What I'm Consuming [Top Reads]

As I’ve shared before, I constantly have my nose in a book or my ears plugged into a podcast.

I especially have a big appetite for content regarding food and body liberation, like Intuitive Eating and Health at Every Size.

Here are a few recent articles that really resonated with me (and many others!). Perhaps they will with you, too.

Smash the Wellness Industry
“The diet industry is a virus, and viruses are smart. It has survived all these decades by adapting, but it’s as dangerous as ever. In 2019, dieting presents itself as wellness and clean eating, duping modern feminists to participate under the guise of health.”

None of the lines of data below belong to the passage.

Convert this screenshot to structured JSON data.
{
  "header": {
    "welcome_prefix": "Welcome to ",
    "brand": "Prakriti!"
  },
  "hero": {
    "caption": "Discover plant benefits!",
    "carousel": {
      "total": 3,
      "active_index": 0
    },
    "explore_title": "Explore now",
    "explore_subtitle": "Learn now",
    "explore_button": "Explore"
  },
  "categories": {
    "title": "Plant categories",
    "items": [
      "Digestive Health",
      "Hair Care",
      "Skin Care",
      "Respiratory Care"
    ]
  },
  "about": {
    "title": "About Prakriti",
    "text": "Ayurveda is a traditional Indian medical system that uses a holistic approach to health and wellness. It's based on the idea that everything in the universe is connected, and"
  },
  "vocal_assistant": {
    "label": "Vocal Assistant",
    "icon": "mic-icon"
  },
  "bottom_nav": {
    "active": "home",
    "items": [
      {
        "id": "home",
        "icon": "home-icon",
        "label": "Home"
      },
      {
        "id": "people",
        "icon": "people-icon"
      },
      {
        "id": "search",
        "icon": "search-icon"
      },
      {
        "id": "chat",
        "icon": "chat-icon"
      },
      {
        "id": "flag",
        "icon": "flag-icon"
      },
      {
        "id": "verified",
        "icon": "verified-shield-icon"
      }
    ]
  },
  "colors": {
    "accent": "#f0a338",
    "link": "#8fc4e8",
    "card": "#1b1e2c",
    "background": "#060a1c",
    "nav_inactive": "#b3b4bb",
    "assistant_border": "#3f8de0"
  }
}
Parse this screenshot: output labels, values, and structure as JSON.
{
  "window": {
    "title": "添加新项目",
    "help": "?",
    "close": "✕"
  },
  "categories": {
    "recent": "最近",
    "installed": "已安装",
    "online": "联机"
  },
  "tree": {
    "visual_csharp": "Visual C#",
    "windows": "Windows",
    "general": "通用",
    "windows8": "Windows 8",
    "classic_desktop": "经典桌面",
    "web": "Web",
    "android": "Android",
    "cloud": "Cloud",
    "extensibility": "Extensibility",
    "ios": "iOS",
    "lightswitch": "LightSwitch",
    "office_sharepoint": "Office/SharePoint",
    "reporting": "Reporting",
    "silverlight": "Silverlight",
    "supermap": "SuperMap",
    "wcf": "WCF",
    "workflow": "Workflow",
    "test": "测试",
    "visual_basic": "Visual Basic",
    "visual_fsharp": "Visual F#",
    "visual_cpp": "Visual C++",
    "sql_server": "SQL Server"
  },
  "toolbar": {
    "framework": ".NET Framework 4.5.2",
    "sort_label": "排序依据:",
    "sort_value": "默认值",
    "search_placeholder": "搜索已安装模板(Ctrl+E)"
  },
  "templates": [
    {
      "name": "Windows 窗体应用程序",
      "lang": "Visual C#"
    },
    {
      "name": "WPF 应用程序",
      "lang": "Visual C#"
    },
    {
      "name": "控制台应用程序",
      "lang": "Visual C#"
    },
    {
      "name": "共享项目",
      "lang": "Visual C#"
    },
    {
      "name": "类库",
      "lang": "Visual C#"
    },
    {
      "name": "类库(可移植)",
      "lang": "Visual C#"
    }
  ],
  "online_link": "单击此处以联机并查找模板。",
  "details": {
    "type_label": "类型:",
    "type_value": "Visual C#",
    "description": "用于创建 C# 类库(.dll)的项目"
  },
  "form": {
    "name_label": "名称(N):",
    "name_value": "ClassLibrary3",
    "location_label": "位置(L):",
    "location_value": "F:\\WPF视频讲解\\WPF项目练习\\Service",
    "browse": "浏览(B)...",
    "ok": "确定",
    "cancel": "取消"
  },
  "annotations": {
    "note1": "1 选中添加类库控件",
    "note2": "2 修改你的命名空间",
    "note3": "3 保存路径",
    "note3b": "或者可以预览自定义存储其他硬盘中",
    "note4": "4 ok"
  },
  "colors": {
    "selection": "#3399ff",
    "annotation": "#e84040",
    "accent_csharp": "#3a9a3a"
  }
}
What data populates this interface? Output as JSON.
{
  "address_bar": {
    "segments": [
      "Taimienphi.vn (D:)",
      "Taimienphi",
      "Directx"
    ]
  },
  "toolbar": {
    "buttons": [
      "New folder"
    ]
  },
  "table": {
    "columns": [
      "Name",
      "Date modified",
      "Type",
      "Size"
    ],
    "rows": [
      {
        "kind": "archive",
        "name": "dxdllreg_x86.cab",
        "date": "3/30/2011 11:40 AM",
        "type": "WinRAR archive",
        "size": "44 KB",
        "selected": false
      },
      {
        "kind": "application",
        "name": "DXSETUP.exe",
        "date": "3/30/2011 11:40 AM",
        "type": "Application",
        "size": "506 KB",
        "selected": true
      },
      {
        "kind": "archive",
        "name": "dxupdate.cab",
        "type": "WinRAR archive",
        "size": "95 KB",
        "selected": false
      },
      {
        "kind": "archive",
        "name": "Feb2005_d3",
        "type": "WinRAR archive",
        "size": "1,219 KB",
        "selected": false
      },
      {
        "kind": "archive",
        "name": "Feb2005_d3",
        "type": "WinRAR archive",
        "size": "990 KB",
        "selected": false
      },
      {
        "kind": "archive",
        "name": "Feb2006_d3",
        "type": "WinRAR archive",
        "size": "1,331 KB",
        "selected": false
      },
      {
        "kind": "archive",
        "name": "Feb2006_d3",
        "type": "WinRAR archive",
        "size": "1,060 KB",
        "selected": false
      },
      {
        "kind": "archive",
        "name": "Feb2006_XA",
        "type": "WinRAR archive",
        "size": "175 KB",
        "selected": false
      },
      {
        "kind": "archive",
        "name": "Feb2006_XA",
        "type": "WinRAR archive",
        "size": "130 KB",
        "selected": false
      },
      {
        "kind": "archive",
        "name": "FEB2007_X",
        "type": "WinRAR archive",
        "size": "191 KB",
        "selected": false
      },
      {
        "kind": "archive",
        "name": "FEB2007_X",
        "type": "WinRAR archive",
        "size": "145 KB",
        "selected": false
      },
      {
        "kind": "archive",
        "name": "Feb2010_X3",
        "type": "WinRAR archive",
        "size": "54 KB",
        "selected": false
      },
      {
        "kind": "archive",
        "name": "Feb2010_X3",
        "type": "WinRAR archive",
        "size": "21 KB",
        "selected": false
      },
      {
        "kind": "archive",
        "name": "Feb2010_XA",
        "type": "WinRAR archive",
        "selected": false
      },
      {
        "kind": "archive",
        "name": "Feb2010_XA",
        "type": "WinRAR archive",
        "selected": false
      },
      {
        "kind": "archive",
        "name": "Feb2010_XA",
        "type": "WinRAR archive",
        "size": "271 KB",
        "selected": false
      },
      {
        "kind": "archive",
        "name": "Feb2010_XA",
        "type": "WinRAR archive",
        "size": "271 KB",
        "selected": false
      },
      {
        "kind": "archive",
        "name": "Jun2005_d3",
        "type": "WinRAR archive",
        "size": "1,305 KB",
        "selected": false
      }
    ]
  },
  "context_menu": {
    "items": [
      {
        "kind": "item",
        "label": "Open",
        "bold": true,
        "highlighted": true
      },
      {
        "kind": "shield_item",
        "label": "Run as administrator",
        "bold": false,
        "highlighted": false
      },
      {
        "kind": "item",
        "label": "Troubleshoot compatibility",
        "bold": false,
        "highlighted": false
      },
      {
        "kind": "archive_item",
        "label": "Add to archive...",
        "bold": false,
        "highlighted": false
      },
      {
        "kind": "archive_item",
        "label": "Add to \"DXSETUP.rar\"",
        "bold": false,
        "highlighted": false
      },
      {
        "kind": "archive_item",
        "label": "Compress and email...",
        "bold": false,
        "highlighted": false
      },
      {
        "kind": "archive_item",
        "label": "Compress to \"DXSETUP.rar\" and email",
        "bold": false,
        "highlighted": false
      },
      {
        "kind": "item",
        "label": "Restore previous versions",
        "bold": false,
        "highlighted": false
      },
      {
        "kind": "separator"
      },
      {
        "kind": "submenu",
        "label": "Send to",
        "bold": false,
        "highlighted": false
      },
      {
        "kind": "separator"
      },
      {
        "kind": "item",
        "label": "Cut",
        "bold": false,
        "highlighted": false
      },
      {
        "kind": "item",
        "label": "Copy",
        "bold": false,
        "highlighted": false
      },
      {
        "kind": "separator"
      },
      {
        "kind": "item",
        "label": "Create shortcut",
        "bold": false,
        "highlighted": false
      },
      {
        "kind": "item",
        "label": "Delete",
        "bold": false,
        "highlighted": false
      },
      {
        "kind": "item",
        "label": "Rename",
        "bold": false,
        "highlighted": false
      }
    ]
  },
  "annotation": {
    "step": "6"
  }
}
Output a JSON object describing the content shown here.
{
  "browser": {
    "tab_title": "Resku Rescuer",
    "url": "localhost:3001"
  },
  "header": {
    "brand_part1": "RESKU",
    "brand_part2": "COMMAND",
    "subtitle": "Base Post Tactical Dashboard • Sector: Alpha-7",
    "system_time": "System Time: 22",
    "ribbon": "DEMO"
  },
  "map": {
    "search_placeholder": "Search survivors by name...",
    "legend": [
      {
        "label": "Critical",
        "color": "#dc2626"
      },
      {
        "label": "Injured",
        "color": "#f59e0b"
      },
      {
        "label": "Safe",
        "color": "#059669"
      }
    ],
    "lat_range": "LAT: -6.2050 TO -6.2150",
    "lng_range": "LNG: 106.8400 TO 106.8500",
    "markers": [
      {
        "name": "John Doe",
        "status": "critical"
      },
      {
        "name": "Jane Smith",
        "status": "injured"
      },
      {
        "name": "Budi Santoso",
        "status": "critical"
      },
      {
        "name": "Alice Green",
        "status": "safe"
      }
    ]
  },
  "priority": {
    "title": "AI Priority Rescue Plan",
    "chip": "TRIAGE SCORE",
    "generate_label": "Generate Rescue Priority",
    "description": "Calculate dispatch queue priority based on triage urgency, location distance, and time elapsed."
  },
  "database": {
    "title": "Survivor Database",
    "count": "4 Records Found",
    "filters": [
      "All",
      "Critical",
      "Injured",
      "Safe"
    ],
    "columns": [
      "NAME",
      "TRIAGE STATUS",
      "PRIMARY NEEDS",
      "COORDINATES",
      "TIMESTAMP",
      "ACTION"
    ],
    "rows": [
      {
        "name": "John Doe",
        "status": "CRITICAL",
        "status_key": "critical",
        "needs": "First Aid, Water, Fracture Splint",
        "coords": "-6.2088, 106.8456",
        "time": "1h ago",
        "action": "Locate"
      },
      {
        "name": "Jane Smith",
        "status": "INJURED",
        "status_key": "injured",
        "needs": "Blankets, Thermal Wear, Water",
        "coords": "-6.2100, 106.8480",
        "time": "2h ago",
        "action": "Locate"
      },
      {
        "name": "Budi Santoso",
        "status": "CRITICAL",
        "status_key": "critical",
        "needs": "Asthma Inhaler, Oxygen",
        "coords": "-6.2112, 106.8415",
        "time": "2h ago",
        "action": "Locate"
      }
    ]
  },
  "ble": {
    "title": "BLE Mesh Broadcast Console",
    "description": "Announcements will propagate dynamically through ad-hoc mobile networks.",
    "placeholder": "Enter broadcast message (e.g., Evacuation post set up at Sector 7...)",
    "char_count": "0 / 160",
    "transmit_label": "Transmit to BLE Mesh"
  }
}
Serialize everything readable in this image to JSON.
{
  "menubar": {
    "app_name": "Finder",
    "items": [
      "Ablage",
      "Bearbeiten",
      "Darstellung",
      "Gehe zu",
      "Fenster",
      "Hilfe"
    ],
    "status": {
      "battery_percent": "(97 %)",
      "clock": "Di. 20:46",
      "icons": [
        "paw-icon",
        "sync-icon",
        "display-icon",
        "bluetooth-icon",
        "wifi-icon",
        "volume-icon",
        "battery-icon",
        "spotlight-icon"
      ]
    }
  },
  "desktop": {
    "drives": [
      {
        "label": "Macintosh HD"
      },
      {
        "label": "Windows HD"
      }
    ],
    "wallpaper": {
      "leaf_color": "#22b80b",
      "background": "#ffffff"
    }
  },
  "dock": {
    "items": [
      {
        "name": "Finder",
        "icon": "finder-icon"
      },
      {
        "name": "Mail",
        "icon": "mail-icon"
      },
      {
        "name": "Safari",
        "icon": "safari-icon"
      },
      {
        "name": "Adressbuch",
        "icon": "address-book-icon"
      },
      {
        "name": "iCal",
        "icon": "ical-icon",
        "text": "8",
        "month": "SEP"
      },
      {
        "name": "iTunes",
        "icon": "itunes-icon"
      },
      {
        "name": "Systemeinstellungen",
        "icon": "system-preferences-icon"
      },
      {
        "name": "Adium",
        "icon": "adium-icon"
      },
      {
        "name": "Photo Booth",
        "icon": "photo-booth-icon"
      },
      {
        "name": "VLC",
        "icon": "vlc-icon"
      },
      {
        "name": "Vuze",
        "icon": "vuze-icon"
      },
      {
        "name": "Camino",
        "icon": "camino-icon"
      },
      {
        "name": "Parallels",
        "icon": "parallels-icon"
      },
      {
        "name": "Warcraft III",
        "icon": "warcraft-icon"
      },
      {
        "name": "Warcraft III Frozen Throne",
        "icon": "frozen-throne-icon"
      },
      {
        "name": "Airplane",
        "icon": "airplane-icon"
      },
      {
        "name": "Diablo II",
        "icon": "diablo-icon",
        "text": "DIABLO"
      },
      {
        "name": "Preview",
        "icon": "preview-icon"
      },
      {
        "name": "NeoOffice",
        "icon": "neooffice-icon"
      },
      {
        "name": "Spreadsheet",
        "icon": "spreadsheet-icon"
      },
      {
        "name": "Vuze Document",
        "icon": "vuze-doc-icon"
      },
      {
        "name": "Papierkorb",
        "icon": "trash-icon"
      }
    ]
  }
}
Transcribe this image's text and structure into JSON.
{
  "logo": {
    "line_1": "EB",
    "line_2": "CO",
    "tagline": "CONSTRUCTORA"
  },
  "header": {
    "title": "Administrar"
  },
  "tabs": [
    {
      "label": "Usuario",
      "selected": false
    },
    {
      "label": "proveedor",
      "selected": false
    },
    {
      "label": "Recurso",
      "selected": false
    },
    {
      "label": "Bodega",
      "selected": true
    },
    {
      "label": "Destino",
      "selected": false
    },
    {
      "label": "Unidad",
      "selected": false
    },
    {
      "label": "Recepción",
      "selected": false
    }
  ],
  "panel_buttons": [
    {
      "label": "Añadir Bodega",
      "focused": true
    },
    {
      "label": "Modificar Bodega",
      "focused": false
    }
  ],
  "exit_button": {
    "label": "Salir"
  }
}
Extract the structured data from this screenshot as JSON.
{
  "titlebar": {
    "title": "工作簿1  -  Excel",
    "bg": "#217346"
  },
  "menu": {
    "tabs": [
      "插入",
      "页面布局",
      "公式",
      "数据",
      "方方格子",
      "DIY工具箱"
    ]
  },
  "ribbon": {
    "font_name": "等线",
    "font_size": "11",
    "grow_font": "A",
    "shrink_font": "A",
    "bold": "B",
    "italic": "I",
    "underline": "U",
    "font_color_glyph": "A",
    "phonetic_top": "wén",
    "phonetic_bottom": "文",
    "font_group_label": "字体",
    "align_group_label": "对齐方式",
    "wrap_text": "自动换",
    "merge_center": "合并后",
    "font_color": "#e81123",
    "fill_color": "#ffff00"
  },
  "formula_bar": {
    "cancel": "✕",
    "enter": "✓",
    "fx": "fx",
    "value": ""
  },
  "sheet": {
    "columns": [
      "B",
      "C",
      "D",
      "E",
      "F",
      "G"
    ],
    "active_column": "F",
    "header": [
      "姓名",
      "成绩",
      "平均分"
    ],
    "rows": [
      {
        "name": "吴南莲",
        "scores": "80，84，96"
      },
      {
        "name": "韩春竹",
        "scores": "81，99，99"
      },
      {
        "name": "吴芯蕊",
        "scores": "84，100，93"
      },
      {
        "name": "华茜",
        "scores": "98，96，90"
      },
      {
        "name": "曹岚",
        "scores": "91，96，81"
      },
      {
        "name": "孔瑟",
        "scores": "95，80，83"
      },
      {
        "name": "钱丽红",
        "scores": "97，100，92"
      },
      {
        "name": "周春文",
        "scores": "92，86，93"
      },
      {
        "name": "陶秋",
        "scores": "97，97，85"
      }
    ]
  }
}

What Does Intuitive Eating Even Mean?
“If you find that you’re counting things, that’s not intuitive eating,” says [Evelyn Tribole, co-author of Intuitive Eating]. If there’s something called a cheat day, that’s not intuitive eating. If someone’s promising weight loss, that’s not intuitive eating.”

(To learn more about the basics of Intuitive Eating, head on over to here.)

What Happens When You Put a Kid on a Diet
This heartbreaking story is sadly one I’ve heard hundreds of times.

“If you are an adult putting kids on weight loss diets, restricting their eating, or telling them they can’t trust their body, you are an adult who is saying that the risk of a lifetime of struggle—a lifetime of self-hatred, a lifetime of disordered eating, a lifetime of not trusting oneself—is worth the possibility of a brief moment of thinness."

When Did "Fat" Become an Insult?
"For much of history...'excess body fat [was] a symbol of wealth and prosperity as the general population struggled with food shortages and famine, as we can see in Renaissance portraits celebrating full-figured women.”

I’ll be sharing more of my favorite content in the future, so stay tuned…

Weighing in on Weight Bias

I recently presented at the Institute for the Psychology of Eating's annual fall conference. One of the other speakers, psychotherapist Carmen Cool, gave a thought-provoking and perspective-shifting presentation on weight bias and the Health at Every Size (R) (HAES) movement.

HAES is a weight-neutral approach to health and well-being that accepts, respects and celebrates body diversity.  The organization advocates that healthy bodies come in all shapes and sizes and has scientific research to prove it.
 
Carmen's belief, which I wholeheartedly agree with, is that "we can't make assumptions about other people's health or their habits based on the size of their body."

As our culture has conditioned us to make assumptions about and negatively or positively judge others (and ourselves) based on body size, it can be tough to undo this deeply ingrained programming.  It takes commitment and perseverance, but it can be done by starting with examining and reshaping our own mindsets.
 
I encourage you to explore your weight biases and body diversity beliefs by asking yourself the following questions:

What opinions, judgments, assumptions, stereotypes and stories surface when I observe a human body--my own or someone else's (e.g., lazy, lacking willpower, unhealthy, disciplined, motivated, healthy, starving, bad eater, ignorant, perfect eater, popular, etc.)?

How do my beliefs prevent me from discovering and engaging with someone's (or my own) true essence?

What steps can I take to become weight-neutral?  How might my life change?